_TASK REQUIREMENTS:_
Which lines in the records below include the word "taskbar"? Report each of them in full.

_DATA SHOWN:_

--------------------------------

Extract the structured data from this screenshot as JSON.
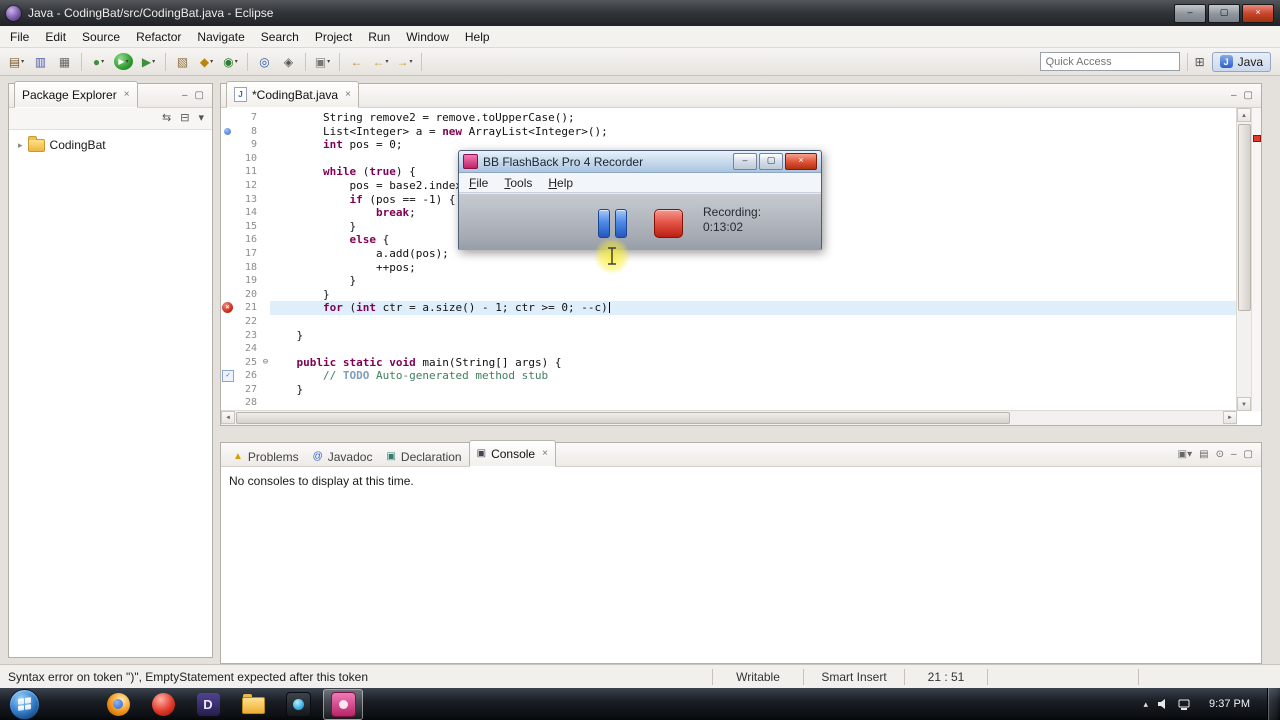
{
  "icons": {
    "minimize": "–",
    "maximize": "▢",
    "close": "×",
    "dropdown": "▾",
    "java_letter": "J",
    "expander": "▸",
    "fold_collapse": "⊖",
    "up_arrow": "▲",
    "down_arrow": "▼",
    "left_arrow": "◄",
    "right_arrow": "►",
    "chevron_up": "▴",
    "open_perspective": "⊞"
  },
  "titlebar": {
    "title": "Java - CodingBat/src/CodingBat.java - Eclipse"
  },
  "menubar": {
    "items": [
      "File",
      "Edit",
      "Source",
      "Refactor",
      "Navigate",
      "Search",
      "Project",
      "Run",
      "Window",
      "Help"
    ]
  },
  "toolbar": {
    "quick_access": "Quick Access",
    "perspective": "Java",
    "icons": [
      {
        "n": "new-wizard-icon",
        "g": "▤",
        "col": "#7a5c2e",
        "d": 1
      },
      {
        "n": "save-icon",
        "g": "▥",
        "col": "#4a5fb0"
      },
      {
        "n": "print-icon",
        "g": "▦",
        "col": "#666666"
      },
      {
        "sep": 1
      },
      {
        "n": "debug-icon",
        "g": "●",
        "col": "#3f8f3f",
        "d": 1
      },
      {
        "n": "run-icon",
        "g": "▶",
        "cls": "run",
        "col": "#ffffff",
        "d": 1
      },
      {
        "n": "external-tools-icon",
        "g": "▶",
        "col": "#3f8f3f",
        "d": 1
      },
      {
        "sep": 1
      },
      {
        "n": "new-java-project-icon",
        "g": "▧",
        "col": "#8a6d3b"
      },
      {
        "n": "new-package-icon",
        "g": "◆",
        "col": "#b8860b",
        "d": 1
      },
      {
        "n": "new-class-icon",
        "g": "◉",
        "col": "#2e7d32",
        "d": 1
      },
      {
        "sep": 1
      },
      {
        "n": "open-type-icon",
        "g": "◎",
        "col": "#30609f"
      },
      {
        "n": "search-icon",
        "g": "◈",
        "col": "#555555"
      },
      {
        "sep": 1
      },
      {
        "n": "mark-occurrences-icon",
        "g": "▣",
        "col": "#777777",
        "d": 1
      },
      {
        "sep": 1
      },
      {
        "n": "last-edit-location-icon",
        "g": "←",
        "col": "#c08a2d"
      },
      {
        "n": "back-icon",
        "g": "←",
        "col": "#caa12f",
        "d": 1
      },
      {
        "n": "forward-icon",
        "g": "→",
        "col": "#caa12f",
        "d": 1
      },
      {
        "sep": 1
      }
    ]
  },
  "explorer": {
    "tab": "Package Explorer",
    "project": "CodingBat",
    "toolbar_icons": [
      {
        "n": "link-with-editor-icon",
        "g": "⇆"
      },
      {
        "n": "collapse-all-icon",
        "g": "⊟"
      },
      {
        "n": "view-menu-icon",
        "g": "▾"
      }
    ]
  },
  "editor": {
    "tab": "*CodingBat.java",
    "lines": [
      {
        "n": 7,
        "seg": [
          [
            "p",
            "        String remove2 = remove.toUpperCase();"
          ]
        ]
      },
      {
        "n": 8,
        "m": "info",
        "seg": [
          [
            "p",
            "        List<Integer> a = "
          ],
          [
            "k",
            "new"
          ],
          [
            "p",
            " ArrayList<Integer>();"
          ]
        ]
      },
      {
        "n": 9,
        "seg": [
          [
            "p",
            "        "
          ],
          [
            "k",
            "int"
          ],
          [
            "p",
            " pos = 0;"
          ]
        ]
      },
      {
        "n": 10,
        "seg": []
      },
      {
        "n": 11,
        "seg": [
          [
            "p",
            "        "
          ],
          [
            "k",
            "while"
          ],
          [
            "p",
            " ("
          ],
          [
            "k",
            "true"
          ],
          [
            "p",
            ") {"
          ]
        ]
      },
      {
        "n": 12,
        "seg": [
          [
            "p",
            "            pos = base2.indexO"
          ]
        ]
      },
      {
        "n": 13,
        "seg": [
          [
            "p",
            "            "
          ],
          [
            "k",
            "if"
          ],
          [
            "p",
            " (pos == -1) {"
          ]
        ]
      },
      {
        "n": 14,
        "seg": [
          [
            "p",
            "                "
          ],
          [
            "k",
            "break"
          ],
          [
            "p",
            ";"
          ]
        ]
      },
      {
        "n": 15,
        "seg": [
          [
            "p",
            "            }"
          ]
        ]
      },
      {
        "n": 16,
        "seg": [
          [
            "p",
            "            "
          ],
          [
            "k",
            "else"
          ],
          [
            "p",
            " {"
          ]
        ]
      },
      {
        "n": 17,
        "seg": [
          [
            "p",
            "                a.add(pos);"
          ]
        ]
      },
      {
        "n": 18,
        "seg": [
          [
            "p",
            "                ++pos;"
          ]
        ]
      },
      {
        "n": 19,
        "seg": [
          [
            "p",
            "            }"
          ]
        ]
      },
      {
        "n": 20,
        "seg": [
          [
            "p",
            "        }"
          ]
        ]
      },
      {
        "n": 21,
        "m": "error",
        "cur": true,
        "caret": true,
        "seg": [
          [
            "p",
            "        "
          ],
          [
            "k",
            "for"
          ],
          [
            "p",
            " ("
          ],
          [
            "k",
            "int"
          ],
          [
            "p",
            " ctr = a.size() - 1; ctr >= 0; --c)"
          ]
        ]
      },
      {
        "n": 22,
        "seg": []
      },
      {
        "n": 23,
        "seg": [
          [
            "p",
            "    }"
          ]
        ]
      },
      {
        "n": 24,
        "seg": []
      },
      {
        "n": 25,
        "fold": true,
        "seg": [
          [
            "p",
            "    "
          ],
          [
            "k",
            "public"
          ],
          [
            "p",
            " "
          ],
          [
            "k",
            "static"
          ],
          [
            "p",
            " "
          ],
          [
            "k",
            "void"
          ],
          [
            "p",
            " main(String[] args) {"
          ]
        ]
      },
      {
        "n": 26,
        "m": "task",
        "seg": [
          [
            "c",
            "        // "
          ],
          [
            "t",
            "TODO"
          ],
          [
            "c",
            " Auto-generated method stub"
          ]
        ]
      },
      {
        "n": 27,
        "seg": [
          [
            "p",
            "    }"
          ]
        ]
      },
      {
        "n": 28,
        "seg": []
      }
    ]
  },
  "recorder": {
    "title": "BB FlashBack Pro 4 Recorder",
    "menu": [
      "File",
      "Tools",
      "Help"
    ],
    "recording_label": "Recording:",
    "time": "0:13:02"
  },
  "console": {
    "tabs": [
      {
        "label": "Problems",
        "icon": "problems-icon",
        "g": "▲",
        "col": "#d89e00"
      },
      {
        "label": "Javadoc",
        "icon": "javadoc-icon",
        "g": "@",
        "col": "#2a5fd0"
      },
      {
        "label": "Declaration",
        "icon": "declaration-icon",
        "g": "▣",
        "col": "#2e7d6e"
      },
      {
        "label": "Console",
        "icon": "console-icon",
        "g": "▣",
        "col": "#444455",
        "selected": true
      }
    ],
    "message": "No consoles to display at this time.",
    "toolbar_icons": [
      {
        "n": "open-console-icon",
        "g": "▣",
        "d": 1
      },
      {
        "n": "display-selected-console-icon",
        "g": "▤"
      },
      {
        "n": "pin-console-icon",
        "g": "⊙"
      }
    ]
  },
  "statusbar": {
    "message": "Syntax error on token \")\", EmptyStatement expected after this token",
    "cells": [
      "Writable",
      "Smart Insert",
      "21 : 51"
    ]
  },
  "taskbar": {
    "time": "9:37 PM",
    "icons": [
      {
        "n": "taskbar-firefox-icon",
        "cls": "tb-ff"
      },
      {
        "n": "taskbar-opera-icon",
        "cls": "tb-red"
      },
      {
        "n": "taskbar-app-d-icon",
        "cls": "tb-d",
        "letter": "D"
      },
      {
        "n": "taskbar-folder-icon",
        "cls": "tb-folder"
      },
      {
        "n": "taskbar-media-player-icon",
        "cls": "tb-media"
      },
      {
        "n": "taskbar-flashback-icon",
        "cls": "tb-fb",
        "active": true
      }
    ]
  }
}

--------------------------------

_RESULT OF THIS EXERCISE:_
  "taskbar": {
        "n": "taskbar-firefox-icon",
        "n": "taskbar-opera-icon",
        "n": "taskbar-app-d-icon",
        "n": "taskbar-folder-icon",
        "n": "taskbar-media-player-icon",
        "n": "taskbar-flashback-icon",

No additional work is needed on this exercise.